%%
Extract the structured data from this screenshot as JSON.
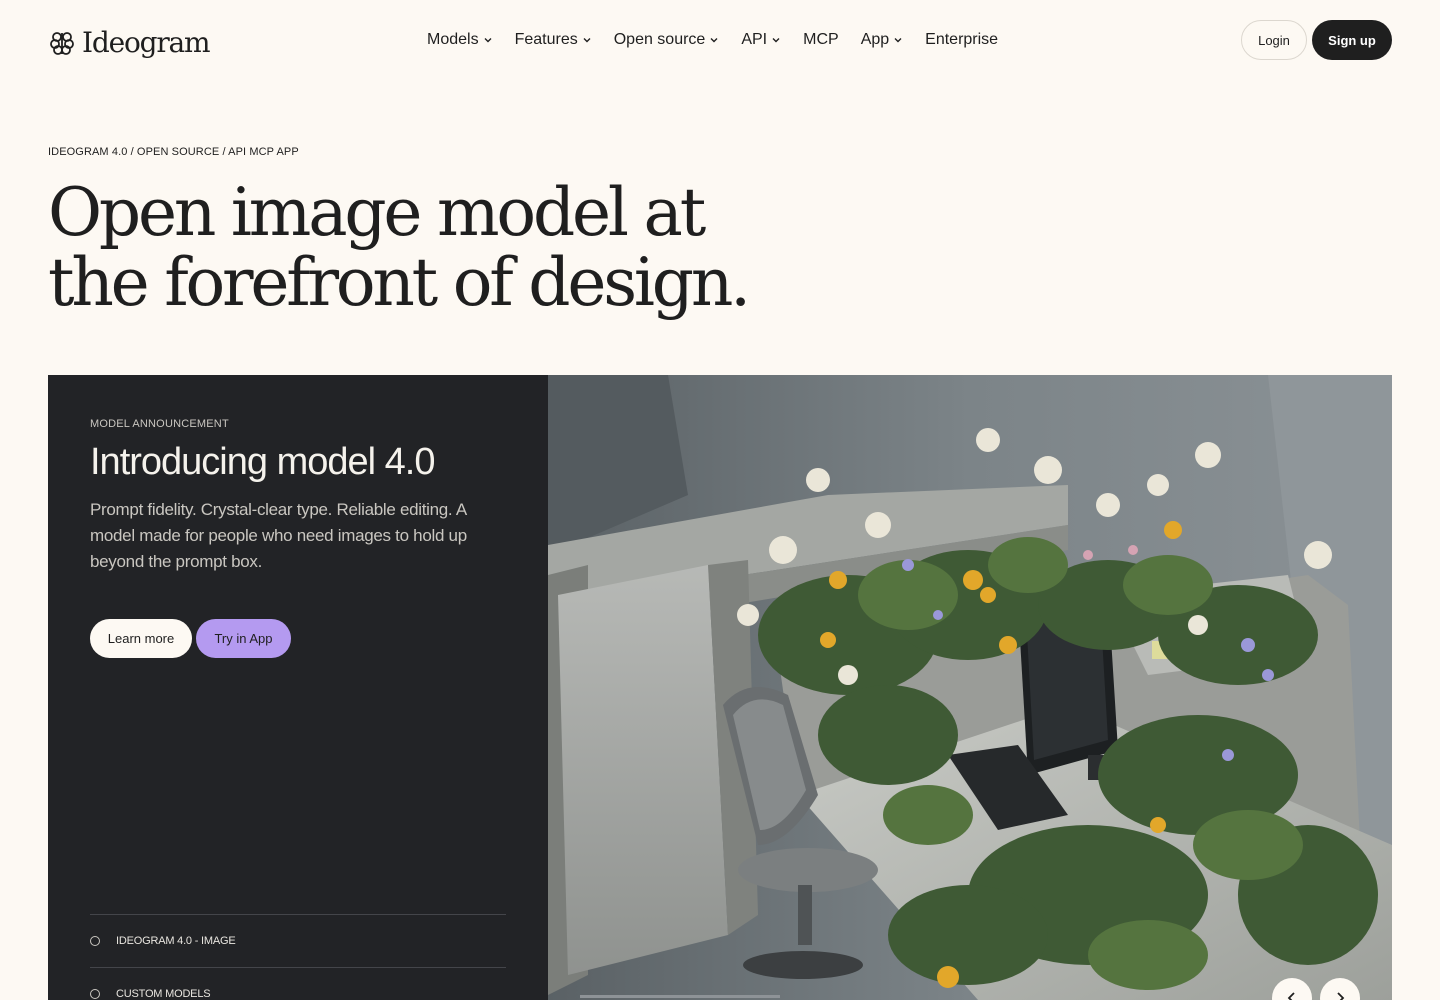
{
  "brand": {
    "name": "Ideogram"
  },
  "nav": {
    "items": [
      {
        "label": "Models",
        "has_dropdown": true
      },
      {
        "label": "Features",
        "has_dropdown": true
      },
      {
        "label": "Open source",
        "has_dropdown": true
      },
      {
        "label": "API",
        "has_dropdown": true
      },
      {
        "label": "MCP",
        "has_dropdown": false
      },
      {
        "label": "App",
        "has_dropdown": true
      },
      {
        "label": "Enterprise",
        "has_dropdown": false
      }
    ]
  },
  "auth": {
    "login_label": "Login",
    "signup_label": "Sign up"
  },
  "hero": {
    "breadcrumb": "IDEOGRAM 4.0 / OPEN SOURCE / API MCP APP",
    "headline_line1": "Open image model at",
    "headline_line2": "the forefront of design."
  },
  "card": {
    "eyebrow": "MODEL ANNOUNCEMENT",
    "title": "Introducing model 4.0",
    "description": "Prompt fidelity. Crystal-clear type. Reliable editing. A model made for people who need images to hold up beyond the prompt box.",
    "learn_more_label": "Learn more",
    "try_label": "Try in App",
    "list": [
      {
        "label": "IDEOGRAM 4.0 - IMAGE"
      },
      {
        "label": "CUSTOM MODELS"
      }
    ],
    "image_alt_icon": "office-cubicle-overgrown-with-wildflowers-image"
  },
  "colors": {
    "background": "#fdf9f3",
    "dark_panel": "#222326",
    "accent_purple": "#b49af0",
    "text_primary": "#1f1f1f"
  },
  "icons": {
    "dropdown": "chevron-down-icon",
    "prev": "chevron-left-icon",
    "next": "chevron-right-icon",
    "logo": "brain-logo-icon"
  }
}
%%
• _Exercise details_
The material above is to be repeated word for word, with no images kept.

• _Answer to this task_
Extract the structured data from this screenshot as JSON.
{
  "brand": {
    "name": "Ideogram"
  },
  "nav": {
    "items": [
      {
        "label": "Models",
        "has_dropdown": true
      },
      {
        "label": "Features",
        "has_dropdown": true
      },
      {
        "label": "Open source",
        "has_dropdown": true
      },
      {
        "label": "API",
        "has_dropdown": true
      },
      {
        "label": "MCP",
        "has_dropdown": false
      },
      {
        "label": "App",
        "has_dropdown": true
      },
      {
        "label": "Enterprise",
        "has_dropdown": false
      }
    ]
  },
  "auth": {
    "login_label": "Login",
    "signup_label": "Sign up"
  },
  "hero": {
    "breadcrumb": "IDEOGRAM 4.0 / OPEN SOURCE / API MCP APP",
    "headline_line1": "Open image model at",
    "headline_line2": "the forefront of design."
  },
  "card": {
    "eyebrow": "MODEL ANNOUNCEMENT",
    "title": "Introducing model 4.0",
    "description": "Prompt fidelity. Crystal-clear type. Reliable editing. A model made for people who need images to hold up beyond the prompt box.",
    "learn_more_label": "Learn more",
    "try_label": "Try in App",
    "list": [
      {
        "label": "IDEOGRAM 4.0 - IMAGE"
      },
      {
        "label": "CUSTOM MODELS"
      }
    ],
    "image_alt_icon": "office-cubicle-overgrown-with-wildflowers-image"
  },
  "colors": {
    "background": "#fdf9f3",
    "dark_panel": "#222326",
    "accent_purple": "#b49af0",
    "text_primary": "#1f1f1f"
  },
  "icons": {
    "dropdown": "chevron-down-icon",
    "prev": "chevron-left-icon",
    "next": "chevron-right-icon",
    "logo": "brain-logo-icon"
  }
}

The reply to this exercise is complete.